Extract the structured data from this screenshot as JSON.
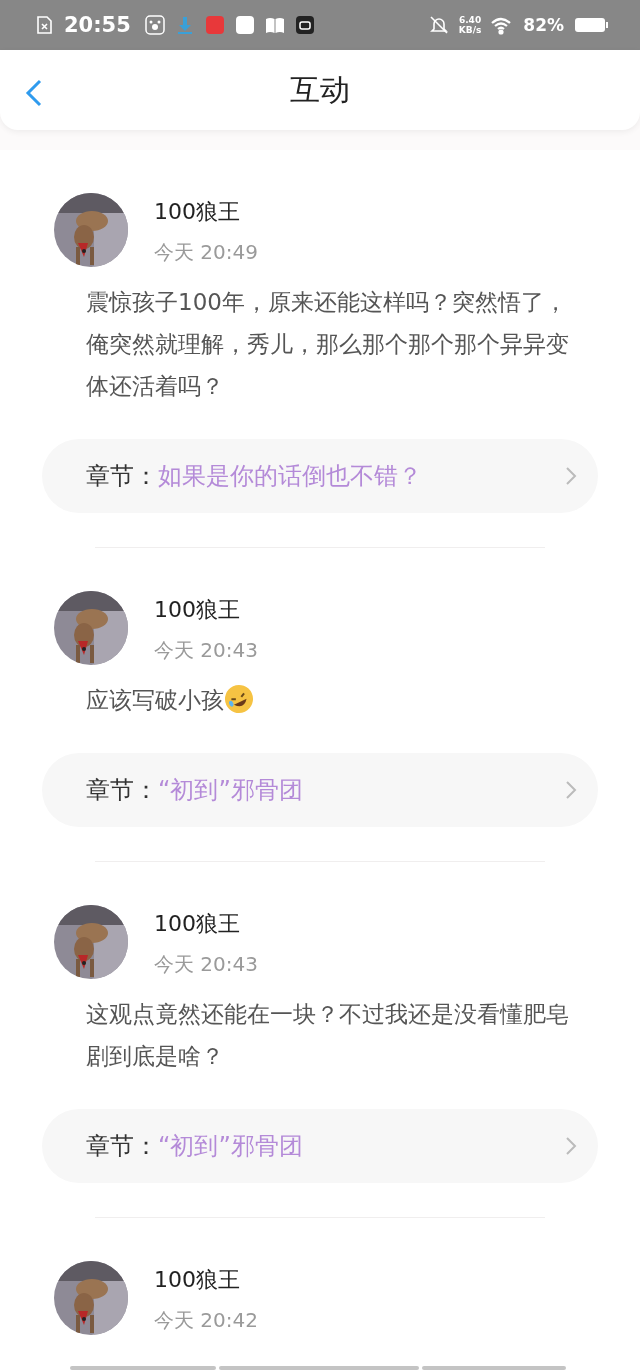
{
  "status_bar": {
    "time": "20:55",
    "net_speed": "6.40",
    "net_unit": "KB/s",
    "battery": "82%"
  },
  "header": {
    "title": "互动"
  },
  "comments": [
    {
      "user": "100狼王",
      "time": "今天 20:49",
      "text": "震惊孩子100年，原来还能这样吗？突然悟了，俺突然就理解，秀儿，那么那个那个那个异异变体还活着吗？",
      "laughing_emoji": false,
      "chapter_label": "章节：",
      "chapter_title": "如果是你的话倒也不错？"
    },
    {
      "user": "100狼王",
      "time": "今天 20:43",
      "text": "应该写破小孩",
      "laughing_emoji": true,
      "chapter_label": "章节：",
      "chapter_title": "“初到”邪骨团"
    },
    {
      "user": "100狼王",
      "time": "今天 20:43",
      "text": "这观点竟然还能在一块？不过我还是没看懂肥皂剧到底是啥？",
      "laughing_emoji": false,
      "chapter_label": "章节：",
      "chapter_title": "“初到”邪骨团"
    },
    {
      "user": "100狼王",
      "time": "今天 20:42"
    }
  ]
}
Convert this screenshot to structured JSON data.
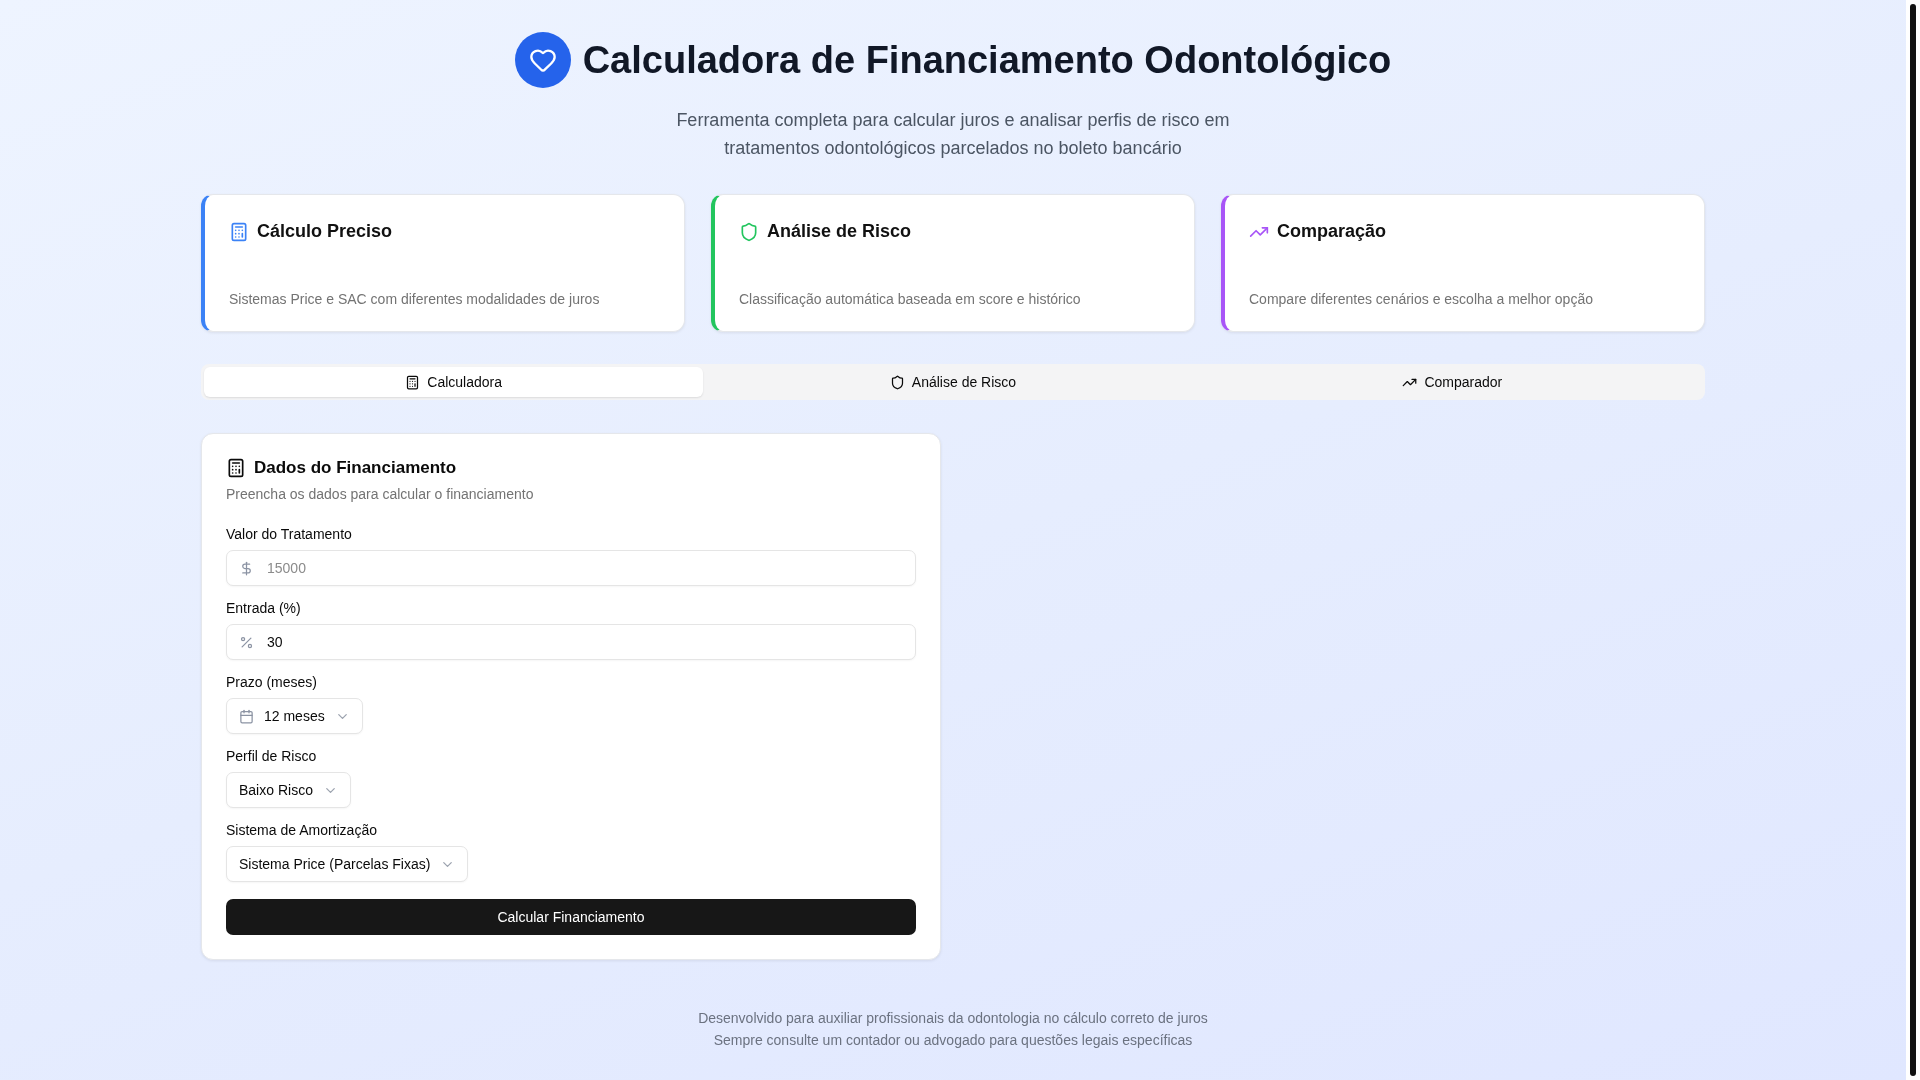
{
  "header": {
    "title": "Calculadora de Financiamento Odontológico",
    "subtitle": "Ferramenta completa para calcular juros e analisar perfis de risco em tratamentos odontológicos parcelados no boleto bancário"
  },
  "features": [
    {
      "kind": "calculator",
      "title": "Cálculo Preciso",
      "description": "Sistemas Price e SAC com diferentes modalidades de juros",
      "color": "#3b82f6"
    },
    {
      "kind": "shield",
      "title": "Análise de Risco",
      "description": "Classificação automática baseada em score e histórico",
      "color": "#22c55e"
    },
    {
      "kind": "trend",
      "title": "Comparação",
      "description": "Compare diferentes cenários e escolha a melhor opção",
      "color": "#a855f7"
    }
  ],
  "tabs": [
    {
      "kind": "calculator",
      "label": "Calculadora",
      "selected": true
    },
    {
      "kind": "shield",
      "label": "Análise de Risco",
      "selected": false
    },
    {
      "kind": "trend",
      "label": "Comparador",
      "selected": false
    }
  ],
  "form": {
    "title": "Dados do Financiamento",
    "description": "Preencha os dados para calcular o financiamento",
    "fields": [
      {
        "kind": "money",
        "label": "Valor do Tratamento",
        "placeholder": "15000"
      },
      {
        "kind": "percent",
        "label": "Entrada (%)",
        "value": "30"
      },
      {
        "kind": "date",
        "label": "Prazo (meses)",
        "value": "12 meses"
      },
      {
        "kind": "select",
        "label": "Perfil de Risco",
        "value": "Baixo Risco"
      },
      {
        "kind": "select",
        "label": "Sistema de Amortização",
        "value": "Sistema Price (Parcelas Fixas)"
      }
    ],
    "submit": "Calcular Financiamento"
  },
  "footer": [
    "Desenvolvido para auxiliar profissionais da odontologia no cálculo correto de juros",
    "Sempre consulte um contador ou advogado para questões legais específicas"
  ]
}
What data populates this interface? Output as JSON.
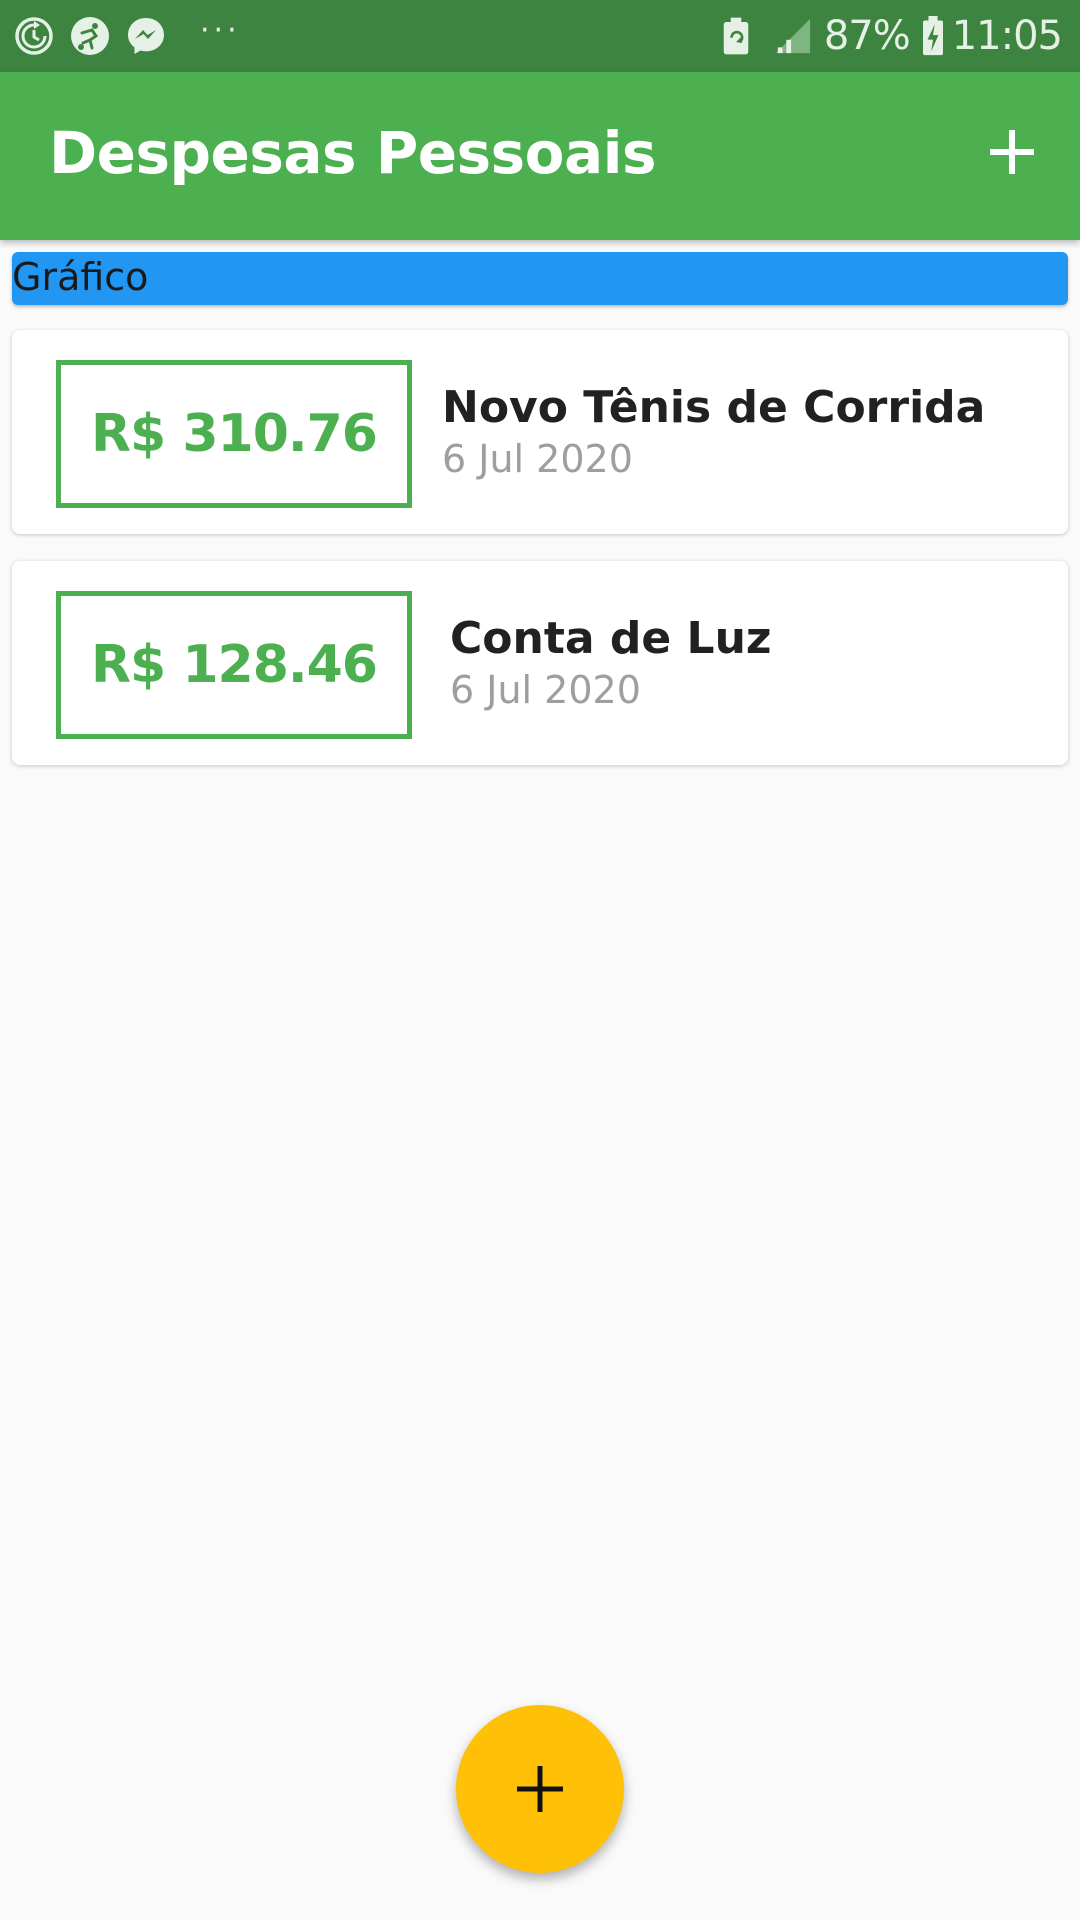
{
  "status_bar": {
    "left_icons": [
      "sync-icon",
      "soccer-app-icon",
      "messenger-icon"
    ],
    "more_indicator": "···",
    "right_icons": [
      "battery-saver-icon",
      "signal-icon",
      "battery-charging-icon"
    ],
    "battery_percent": "87%",
    "time": "11:05"
  },
  "app_bar": {
    "title": "Despesas Pessoais",
    "action_icon": "add-icon"
  },
  "chart": {
    "label": "Gráfico"
  },
  "transactions": [
    {
      "amount": "R$ 310.76",
      "title": "Novo Tênis de Corrida",
      "date": "6 Jul 2020"
    },
    {
      "amount": "R$ 128.46",
      "title": "Conta de Luz",
      "date": "6 Jul 2020"
    }
  ],
  "fab": {
    "icon": "add-icon"
  },
  "colors": {
    "status_bar": "#3c8440",
    "primary": "#4caf50",
    "chart_banner": "#2196f3",
    "fab": "#ffc107",
    "background": "#fafafa"
  }
}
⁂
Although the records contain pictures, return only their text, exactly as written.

Extract the structured data from this screenshot as JSON.
{
  "status_bar": {
    "time": "20:55",
    "net_speed": "6.40",
    "net_unit": "KB/s",
    "battery": "82%"
  },
  "header": {
    "title": "互动"
  },
  "comments": [
    {
      "user": "100狼王",
      "time": "今天 20:49",
      "text": "震惊孩子100年，原来还能这样吗？突然悟了，俺突然就理解，秀儿，那么那个那个那个异异变体还活着吗？",
      "laughing_emoji": false,
      "chapter_label": "章节：",
      "chapter_title": "如果是你的话倒也不错？"
    },
    {
      "user": "100狼王",
      "time": "今天 20:43",
      "text": "应该写破小孩",
      "laughing_emoji": true,
      "chapter_label": "章节：",
      "chapter_title": "“初到”邪骨团"
    },
    {
      "user": "100狼王",
      "time": "今天 20:43",
      "text": "这观点竟然还能在一块？不过我还是没看懂肥皂剧到底是啥？",
      "laughing_emoji": false,
      "chapter_label": "章节：",
      "chapter_title": "“初到”邪骨团"
    },
    {
      "user": "100狼王",
      "time": "今天 20:42"
    }
  ]
}
Convert this screenshot to structured JSON data.
{
  "header": {
    "title": "Calculadora de Financiamento Odontológico",
    "subtitle": "Ferramenta completa para calcular juros e analisar perfis de risco em tratamentos odontológicos parcelados no boleto bancário"
  },
  "features": [
    {
      "kind": "calculator",
      "title": "Cálculo Preciso",
      "description": "Sistemas Price e SAC com diferentes modalidades de juros",
      "color": "#3b82f6"
    },
    {
      "kind": "shield",
      "title": "Análise de Risco",
      "description": "Classificação automática baseada em score e histórico",
      "color": "#22c55e"
    },
    {
      "kind": "trend",
      "title": "Comparação",
      "description": "Compare diferentes cenários e escolha a melhor opção",
      "color": "#a855f7"
    }
  ],
  "tabs": [
    {
      "kind": "calculator",
      "label": "Calculadora",
      "selected": true
    },
    {
      "kind": "shield",
      "label": "Análise de Risco",
      "selected": false
    },
    {
      "kind": "trend",
      "label": "Comparador",
      "selected": false
    }
  ],
  "form": {
    "title": "Dados do Financiamento",
    "description": "Preencha os dados para calcular o financiamento",
    "fields": [
      {
        "kind": "money",
        "label": "Valor do Tratamento",
        "placeholder": "15000"
      },
      {
        "kind": "percent",
        "label": "Entrada (%)",
        "value": "30"
      },
      {
        "kind": "date",
        "label": "Prazo (meses)",
        "value": "12 meses"
      },
      {
        "kind": "select",
        "label": "Perfil de Risco",
        "value": "Baixo Risco"
      },
      {
        "kind": "select",
        "label": "Sistema de Amortização",
        "value": "Sistema Price (Parcelas Fixas)"
      }
    ],
    "submit": "Calcular Financiamento"
  },
  "footer": [
    "Desenvolvido para auxiliar profissionais da odontologia no cálculo correto de juros",
    "Sempre consulte um contador ou advogado para questões legais específicas"
  ]
}
What data populates this interface? Output as JSON.
{
  "status_bar": {
    "left_icons": [
      "sync-icon",
      "soccer-app-icon",
      "messenger-icon"
    ],
    "more_indicator": "···",
    "right_icons": [
      "battery-saver-icon",
      "signal-icon",
      "battery-charging-icon"
    ],
    "battery_percent": "87%",
    "time": "11:05"
  },
  "app_bar": {
    "title": "Despesas Pessoais",
    "action_icon": "add-icon"
  },
  "chart": {
    "label": "Gráfico"
  },
  "transactions": [
    {
      "amount": "R$ 310.76",
      "title": "Novo Tênis de Corrida",
      "date": "6 Jul 2020"
    },
    {
      "amount": "R$ 128.46",
      "title": "Conta de Luz",
      "date": "6 Jul 2020"
    }
  ],
  "fab": {
    "icon": "add-icon"
  },
  "colors": {
    "status_bar": "#3c8440",
    "primary": "#4caf50",
    "chart_banner": "#2196f3",
    "fab": "#ffc107",
    "background": "#fafafa"
  }
}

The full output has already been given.